Inner vs Outer Joins on a Many-To-Many Relationship | LornaJane
If you have a one-to-many relationship, and you are performing a join on the tables but you only want one record from the "many" portion of the. This certification is to put you on the short list for winning Oracle SQL-Based projects. For 'n' number tables to be joined in a query, minimum (n-1) join conditions Consider the one-to-many relationship between the DEPARTMENTS and. SQL provides several types of joins such as inner join, outer joins (left outer join or left Therefore, there is a many-to-one relationship between the rows in the.
Referential Integrity We're going to take a slight detour here to discuss a topic that's extremely important when dealing with table relationships: This is a concept used when discussing relational data which states that table relationships must always be consistent.
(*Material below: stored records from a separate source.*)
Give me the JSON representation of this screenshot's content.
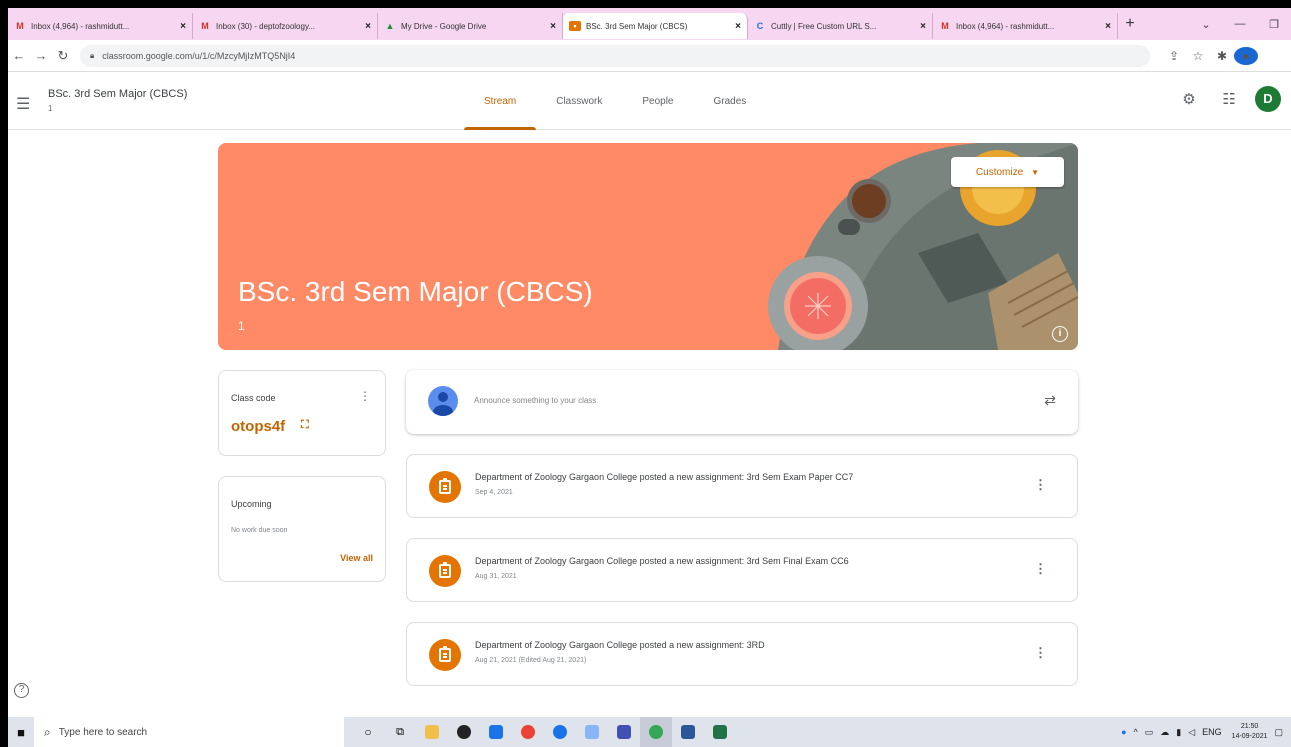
{
  "browser": {
    "tabs": [
      {
        "label": "Inbox (4,964) - rashmidutt...",
        "favicon": "gmail-icon",
        "color": "#d93025",
        "active": false
      },
      {
        "label": "Inbox (30) - deptofzoology...",
        "favicon": "gmail-icon",
        "color": "#d93025",
        "active": false
      },
      {
        "label": "My Drive - Google Drive",
        "favicon": "drive-icon",
        "color": "#1e8e3e",
        "active": false
      },
      {
        "label": "BSc. 3rd Sem Major (CBCS)",
        "favicon": "classroom-icon",
        "color": "#e37400",
        "active": true
      },
      {
        "label": "Cuttly | Free Custom URL S...",
        "favicon": "cuttly-icon",
        "color": "#1a73e8",
        "active": false
      },
      {
        "label": "Inbox (4,964) - rashmidutt...",
        "favicon": "gmail-icon",
        "color": "#d93025",
        "active": false
      }
    ],
    "new_tab": "+",
    "url": "classroom.google.com/u/1/c/MzcyMjIzMTQ5NjI4"
  },
  "header": {
    "class_title": "BSc. 3rd Sem Major (CBCS)",
    "class_section": "1",
    "tabs": [
      {
        "label": "Stream",
        "active": true
      },
      {
        "label": "Classwork",
        "active": false
      },
      {
        "label": "People",
        "active": false
      },
      {
        "label": "Grades",
        "active": false
      }
    ],
    "avatar_letter": "D"
  },
  "banner": {
    "title": "BSc. 3rd Sem Major (CBCS)",
    "section": "1",
    "customize_label": "Customize",
    "accent_color": "#ff8a65"
  },
  "class_code": {
    "label": "Class code",
    "value": "otops4f"
  },
  "upcoming": {
    "label": "Upcoming",
    "empty_text": "No work due soon",
    "view_all": "View all"
  },
  "announce": {
    "placeholder": "Announce something to your class"
  },
  "posts": [
    {
      "title": "Department of Zoology Gargaon College posted a new assignment: 3rd Sem Exam Paper CC7",
      "date": "Sep 4, 2021"
    },
    {
      "title": "Department of Zoology Gargaon College posted a new assignment: 3rd Sem Final Exam CC6",
      "date": "Aug 31, 2021"
    },
    {
      "title": "Department of Zoology Gargaon College posted a new assignment: 3RD",
      "date": "Aug 21, 2021 (Edited Aug 21, 2021)"
    }
  ],
  "taskbar": {
    "search_placeholder": "Type here to search",
    "language": "ENG",
    "time": "21:50",
    "date": "14-09-2021"
  },
  "colors": {
    "classroom_accent": "#c26401",
    "assignment_icon": "#e37400"
  }
}
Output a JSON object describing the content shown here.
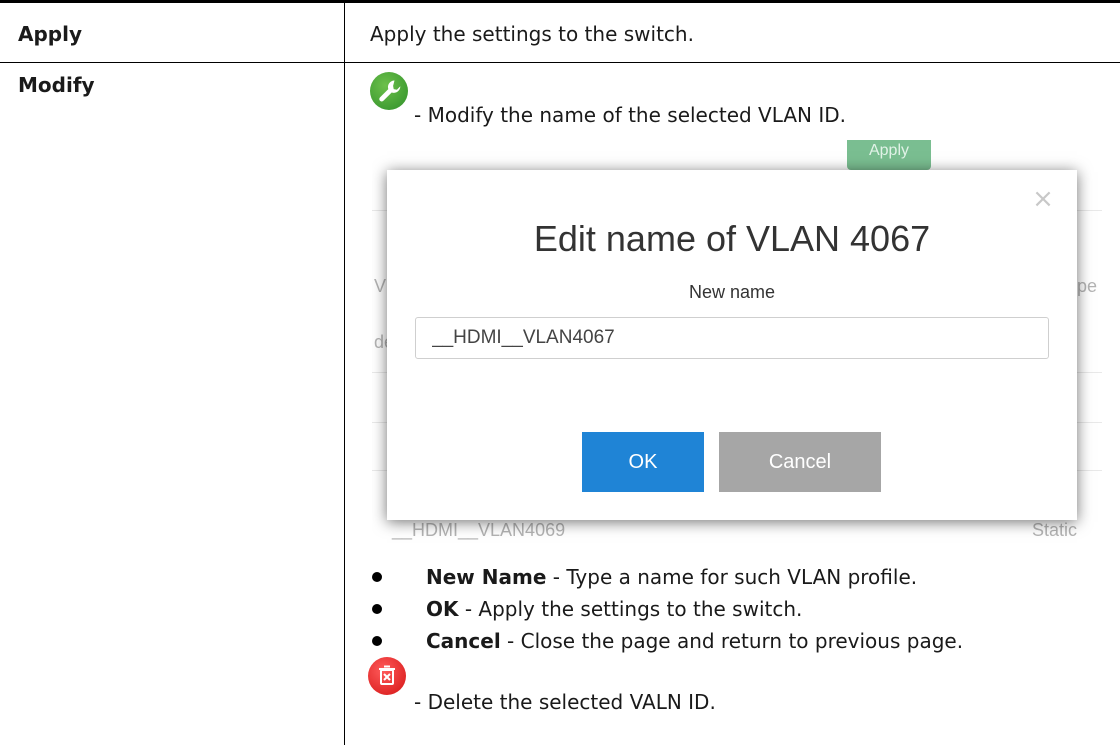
{
  "rows": [
    {
      "term": "Apply",
      "description": "Apply the settings to the switch."
    },
    {
      "term": "Modify",
      "description": "- Modify the name of the selected VLAN ID."
    }
  ],
  "icons": {
    "modify": "wrench-icon",
    "delete": "trash-icon",
    "modify_color": "#3e9e35",
    "delete_color": "#e02020"
  },
  "dialog": {
    "background_apply_label": "Apply",
    "background_header_left": "Vl",
    "background_header_right": "pe",
    "background_row_prefix": "de",
    "background_bottom_row": "__HDMI__VLAN4069",
    "background_bottom_type": "Static",
    "title": "Edit name of VLAN 4067",
    "field_label": "New name",
    "field_value": "__HDMI__VLAN4067",
    "ok_label": "OK",
    "cancel_label": "Cancel",
    "close_symbol": "×",
    "ok_color": "#1f84d6",
    "cancel_color": "#a6a6a6"
  },
  "bullets": [
    {
      "term": "New Name",
      "text": " - Type a name for such VLAN profile."
    },
    {
      "term": "OK",
      "text": " - Apply the settings to the switch."
    },
    {
      "term": "Cancel",
      "text": " - Close the page and return to previous page."
    }
  ],
  "delete_description": "- Delete the selected VALN ID."
}
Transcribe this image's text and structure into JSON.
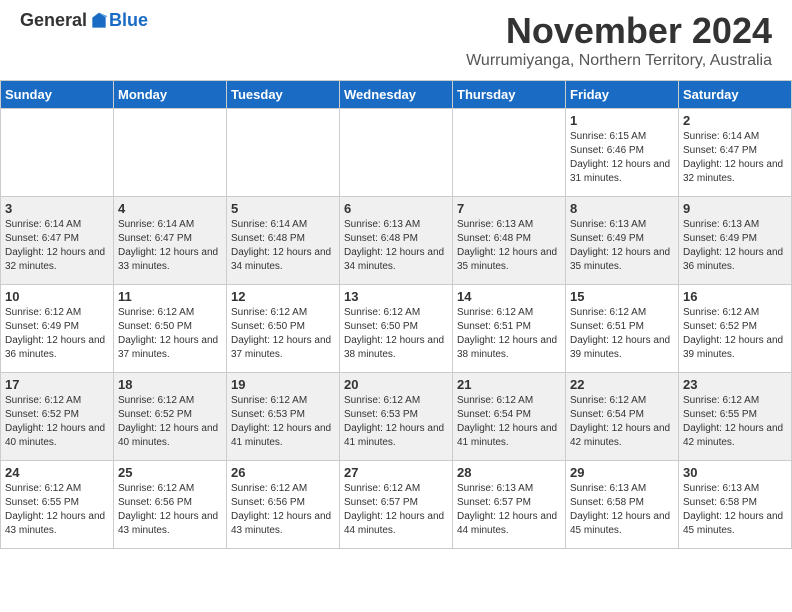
{
  "logo": {
    "general": "General",
    "blue": "Blue"
  },
  "title": "November 2024",
  "location": "Wurrumiyanga, Northern Territory, Australia",
  "days_of_week": [
    "Sunday",
    "Monday",
    "Tuesday",
    "Wednesday",
    "Thursday",
    "Friday",
    "Saturday"
  ],
  "weeks": [
    [
      {
        "day": "",
        "info": ""
      },
      {
        "day": "",
        "info": ""
      },
      {
        "day": "",
        "info": ""
      },
      {
        "day": "",
        "info": ""
      },
      {
        "day": "",
        "info": ""
      },
      {
        "day": "1",
        "info": "Sunrise: 6:15 AM\nSunset: 6:46 PM\nDaylight: 12 hours and 31 minutes."
      },
      {
        "day": "2",
        "info": "Sunrise: 6:14 AM\nSunset: 6:47 PM\nDaylight: 12 hours and 32 minutes."
      }
    ],
    [
      {
        "day": "3",
        "info": "Sunrise: 6:14 AM\nSunset: 6:47 PM\nDaylight: 12 hours and 32 minutes."
      },
      {
        "day": "4",
        "info": "Sunrise: 6:14 AM\nSunset: 6:47 PM\nDaylight: 12 hours and 33 minutes."
      },
      {
        "day": "5",
        "info": "Sunrise: 6:14 AM\nSunset: 6:48 PM\nDaylight: 12 hours and 34 minutes."
      },
      {
        "day": "6",
        "info": "Sunrise: 6:13 AM\nSunset: 6:48 PM\nDaylight: 12 hours and 34 minutes."
      },
      {
        "day": "7",
        "info": "Sunrise: 6:13 AM\nSunset: 6:48 PM\nDaylight: 12 hours and 35 minutes."
      },
      {
        "day": "8",
        "info": "Sunrise: 6:13 AM\nSunset: 6:49 PM\nDaylight: 12 hours and 35 minutes."
      },
      {
        "day": "9",
        "info": "Sunrise: 6:13 AM\nSunset: 6:49 PM\nDaylight: 12 hours and 36 minutes."
      }
    ],
    [
      {
        "day": "10",
        "info": "Sunrise: 6:12 AM\nSunset: 6:49 PM\nDaylight: 12 hours and 36 minutes."
      },
      {
        "day": "11",
        "info": "Sunrise: 6:12 AM\nSunset: 6:50 PM\nDaylight: 12 hours and 37 minutes."
      },
      {
        "day": "12",
        "info": "Sunrise: 6:12 AM\nSunset: 6:50 PM\nDaylight: 12 hours and 37 minutes."
      },
      {
        "day": "13",
        "info": "Sunrise: 6:12 AM\nSunset: 6:50 PM\nDaylight: 12 hours and 38 minutes."
      },
      {
        "day": "14",
        "info": "Sunrise: 6:12 AM\nSunset: 6:51 PM\nDaylight: 12 hours and 38 minutes."
      },
      {
        "day": "15",
        "info": "Sunrise: 6:12 AM\nSunset: 6:51 PM\nDaylight: 12 hours and 39 minutes."
      },
      {
        "day": "16",
        "info": "Sunrise: 6:12 AM\nSunset: 6:52 PM\nDaylight: 12 hours and 39 minutes."
      }
    ],
    [
      {
        "day": "17",
        "info": "Sunrise: 6:12 AM\nSunset: 6:52 PM\nDaylight: 12 hours and 40 minutes."
      },
      {
        "day": "18",
        "info": "Sunrise: 6:12 AM\nSunset: 6:52 PM\nDaylight: 12 hours and 40 minutes."
      },
      {
        "day": "19",
        "info": "Sunrise: 6:12 AM\nSunset: 6:53 PM\nDaylight: 12 hours and 41 minutes."
      },
      {
        "day": "20",
        "info": "Sunrise: 6:12 AM\nSunset: 6:53 PM\nDaylight: 12 hours and 41 minutes."
      },
      {
        "day": "21",
        "info": "Sunrise: 6:12 AM\nSunset: 6:54 PM\nDaylight: 12 hours and 41 minutes."
      },
      {
        "day": "22",
        "info": "Sunrise: 6:12 AM\nSunset: 6:54 PM\nDaylight: 12 hours and 42 minutes."
      },
      {
        "day": "23",
        "info": "Sunrise: 6:12 AM\nSunset: 6:55 PM\nDaylight: 12 hours and 42 minutes."
      }
    ],
    [
      {
        "day": "24",
        "info": "Sunrise: 6:12 AM\nSunset: 6:55 PM\nDaylight: 12 hours and 43 minutes."
      },
      {
        "day": "25",
        "info": "Sunrise: 6:12 AM\nSunset: 6:56 PM\nDaylight: 12 hours and 43 minutes."
      },
      {
        "day": "26",
        "info": "Sunrise: 6:12 AM\nSunset: 6:56 PM\nDaylight: 12 hours and 43 minutes."
      },
      {
        "day": "27",
        "info": "Sunrise: 6:12 AM\nSunset: 6:57 PM\nDaylight: 12 hours and 44 minutes."
      },
      {
        "day": "28",
        "info": "Sunrise: 6:13 AM\nSunset: 6:57 PM\nDaylight: 12 hours and 44 minutes."
      },
      {
        "day": "29",
        "info": "Sunrise: 6:13 AM\nSunset: 6:58 PM\nDaylight: 12 hours and 45 minutes."
      },
      {
        "day": "30",
        "info": "Sunrise: 6:13 AM\nSunset: 6:58 PM\nDaylight: 12 hours and 45 minutes."
      }
    ]
  ]
}
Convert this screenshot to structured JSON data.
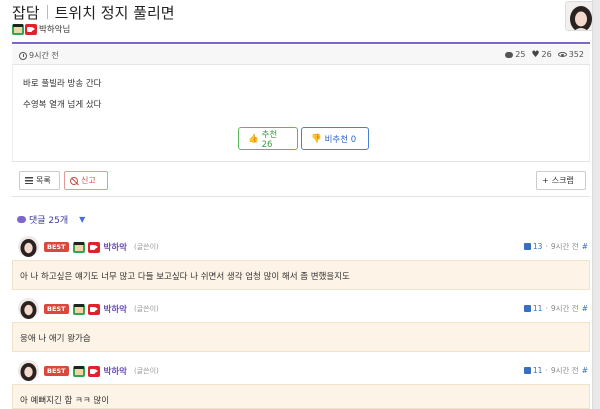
{
  "post": {
    "category": "잡담",
    "title": "트위치 정지 풀리면",
    "author": "박하악님",
    "time": "9시간 전",
    "stats": {
      "comments": "25",
      "likes": "26",
      "views": "352"
    },
    "body": [
      "바로 풀빌라 방송 간다",
      "수영복 열개 넘게 샀다"
    ],
    "upvote_label": "추천 26",
    "downvote_label": "비추천 0"
  },
  "actions": {
    "list_label": "목록",
    "report_label": "신고",
    "scrap_label": "스크랩"
  },
  "comments_header": {
    "label": "댓글 25개"
  },
  "comments": [
    {
      "badge": "BEST",
      "name": "박하악",
      "role": "(글쓴이)",
      "likes": "13",
      "time": "9시간 전",
      "link": "#",
      "text": "아 나 하고싶은 얘기도 너무 많고 다들 보고싶다 나 쉬면서 생각 엄청 많이 해서 좀 변했을지도"
    },
    {
      "badge": "BEST",
      "name": "박하악",
      "role": "(글쓴이)",
      "likes": "11",
      "time": "9시간 전",
      "link": "#",
      "text": "웅애 나 애기 왕가슴"
    },
    {
      "badge": "BEST",
      "name": "박하악",
      "role": "(글쓴이)",
      "likes": "11",
      "time": "9시간 전",
      "link": "#",
      "text": "아 예뻐지긴 함 ㅋㅋ 많이"
    }
  ],
  "colors": {
    "accent": "#7b68c9",
    "best_badge": "#d9483b",
    "comment_bg": "#fdf3e6",
    "upvote": "#5cb85c",
    "downvote": "#4a7fd0"
  },
  "icons": [
    "level-icon",
    "live-camera-icon",
    "clock-icon",
    "comment-icon",
    "heart-icon",
    "eye-icon",
    "thumbs-up-icon",
    "thumbs-down-icon",
    "list-icon",
    "report-icon",
    "plus-icon",
    "chat-bubble-icon",
    "caret-down-icon"
  ]
}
Different RDBMSes might enforce referential integrity rules differently, but the concept is the same. The constraints we've defined for our addresses table enforce the one to one relationship we want between it and our users table, whereby a user can only have one address and an address must have one, and only one, user.
Creating multiple tables and table relationships
This is an example of referential integrity. Let's demonstrate how this works. What happens if we try to add another address for a user who already has one?
How about if we try to add an address for a user who doesn't exist? Here we get a different error.
Basic SQL Join Types
If you're wondering why we can add a user without an address but can't add an address without a user, this is down to the modality of the relationship between the two entities.
Don't worry about exactly what this means for now, just think of it as another aspect of entity relationships. Adding this clause, and setting it to CASCADE basically means that if the row being referenced is deleted, the row referencing it is also deleted. Determining what to do in situations where you delete a row that is referenced by another row is an important design decision, and is part of the concept of maintaining referential integrity.
One-to-Many Okay, time to get back to our different table relationship types with a look at one-to-many.
A one-to-many relationship exists between two entities if an entity instance in one of the tables can be associated with multiple records entity instances in the other table. The opposite relationship does not exist; that is, each entity instance in the second table can only be associated with one entity instance in the first table.
A book has many reviews.
A review belongs to only one book. Let's set up the necessary data. There's a key difference worth pointing out in the statement for our reviews table however: In other words a book can have many reviews. Now we have created our books and reviews tables, let's add some data to them.
Since a column in reviews references data in books we must first ensure that the data exists in the books table for us to reference. We set up the table in this way for our example because we wanted to focus on the one-to-many relationship type. If we had added such a Foreign Key to reviews we'd effectively be setting up a Many-to-Many relationship between books and users, which is what we'll look at next.
Many-to-Many A many-to-many relationship exists between two entities if for one entity instance there may be multiple records in the other table, and vice versa. Being able to join with confidence is a key skill, because it means that you can refactor and normalise your data, without worrying about how hard something will be to retrieve.
Table of Contents
If you want to grab the actual data I'm using for my examples, then here's the zipped mysqldump file: The database includes a "many-to-many" relationship; each recipe is linked to the ingredients needed for this particular dish, while each ingredient can of course appear in many dishes.
To join twice and understand whether you're getting all the rows or just the ones with matches in all the tables can be confusing, so this post is all about showing you some examples. We'll do this in a number of steps, which I will show below, along with the query and result that goes with that step.
Firstly, I have aliased the table names to r and ri respectively. This is so that they are less in the way of us reading the important bits! Since there are multiple tables in the query now, it is important to "qualify" the table names - to say which table this column belongs to so that if there is more than one id column, it's obvious which one you meant.
Table join on one to many relationship but only | Oracle Community
Secondly, there is now a join between two tables. To get all of the records, we would use an outer join - more on that later. This is a very common type of join, we'll use it when we're linking to pretty much any kind of detail record by its ID.
Once again, it's an inner join, and it looks like this: Now you have this result, you can start adding whatever "where" clauses you need to get exactly the information you're after. This dataset includes chef and category, so you could search by all pudding recipes for example my favourite! You might want to include them in your results even if the chef didn't include ingredient details yet. To do this, we'll use an outer join.